cover image Aunt Nancy and Old Man Trouble

Aunt Nancy and Old Man Trouble

Phyllis Root. Candlewick Press (MA), $16.99 (32pp) ISBN 978-1-56402-347-6

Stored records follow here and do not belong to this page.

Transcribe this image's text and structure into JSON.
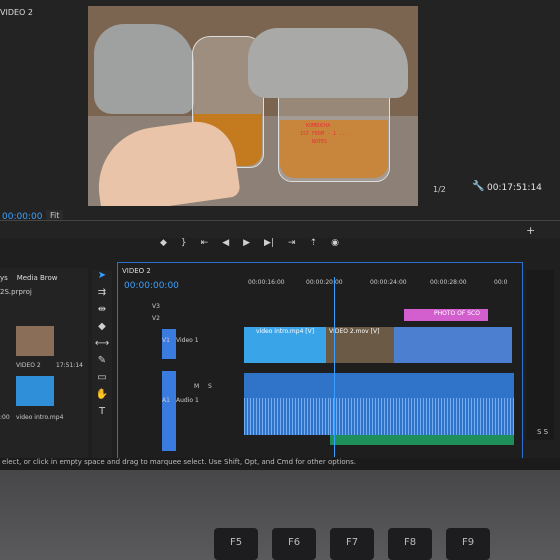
{
  "program_monitor": {
    "tab_label": "VIDEO 2",
    "timecode_left": "00:00:00",
    "fit_label": "Fit",
    "scale_label": "1/2",
    "timecode_right": "00:17:51:14",
    "jar_label_lines": [
      "KOMBUCHA",
      "1ST FERM - 1 ...",
      "NOTES"
    ]
  },
  "project_panel": {
    "tabs": [
      "ys",
      "Media Brow"
    ],
    "file": "2S.prproj",
    "thumbs": [
      {
        "label": "VIDEO 2",
        "duration": "17:51:14"
      },
      {
        "label": "video intro.mp4",
        "duration": ":00"
      }
    ]
  },
  "timeline": {
    "title": "VIDEO 2",
    "timecode": "00:00:00:00",
    "ruler_labels": [
      "00:00:16:00",
      "00:00:20:00",
      "00:00:24:00",
      "00:00:28:00",
      "00:0"
    ],
    "tracks": {
      "v3": "V3",
      "v2": "V2",
      "v1": "V1",
      "v1_name": "Video 1",
      "a1": "A1",
      "a1_name": "Audio 1",
      "m": "M",
      "s": "S"
    },
    "clips": {
      "video_intro": "video intro.mp4 [V]",
      "video2": "VIDEO 2.mov [V]",
      "photo_text": "PHOTO OF SCO"
    }
  },
  "status_bar": "elect, or click in empty space and drag to marquee select. Use Shift, Opt, and Cmd for other options.",
  "meter_label": "S S",
  "keyboard": {
    "keys": [
      "F5",
      "F6",
      "F7",
      "F8",
      "F9"
    ]
  },
  "colors": {
    "accent_blue": "#3aa0ff",
    "timeline_border": "#2f6fd0",
    "audio_clip": "#2f74c9",
    "video_clip_pink": "#d35fcf"
  }
}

A quick-witted country woman uses reverse psychology to ward off a Mephistophelean visitor in this sprightly original folktale. Aunt Nancy is having one of those days: it's barely sunup and her spring has gone dry and she's lost her ""good luck three-legged wooden buffalo nickel."" Such misfortune must mean Old Man Trouble is nearby, and before long the Old Man--irritation personified--knocks on Aunt Nancy's log cabin door. The arrogant Mr. Trouble, hell-bent on making matters miserable, gets his comeuppance when sweet Aunt Nancy methodically tricks him into refurbishing her water supply. Root's (Sam, Who Was Swallowed by a Shark) yarn-spinning talents shine here, in a text laced with a mountain-folk vernacular. Such down-home phrases as ""Seat yourself and stay a spell,"" or ""faster than a firecracker on the Fourth of July"" add color and warmth. Parkins's (Sophie's Tom) sinister depiction of Old Man Trouble, with his row of crocodile-like teeth exposed through a black beard and needle-sharp nose, gives the story a bit of dastardly suspense. Expressive black-and-white silhouettes of the characters decorate each page of text, an inviting design element that complements Parkins's full-color, darkly hued oil paintings on the facing pages. Ages 5-8. (May)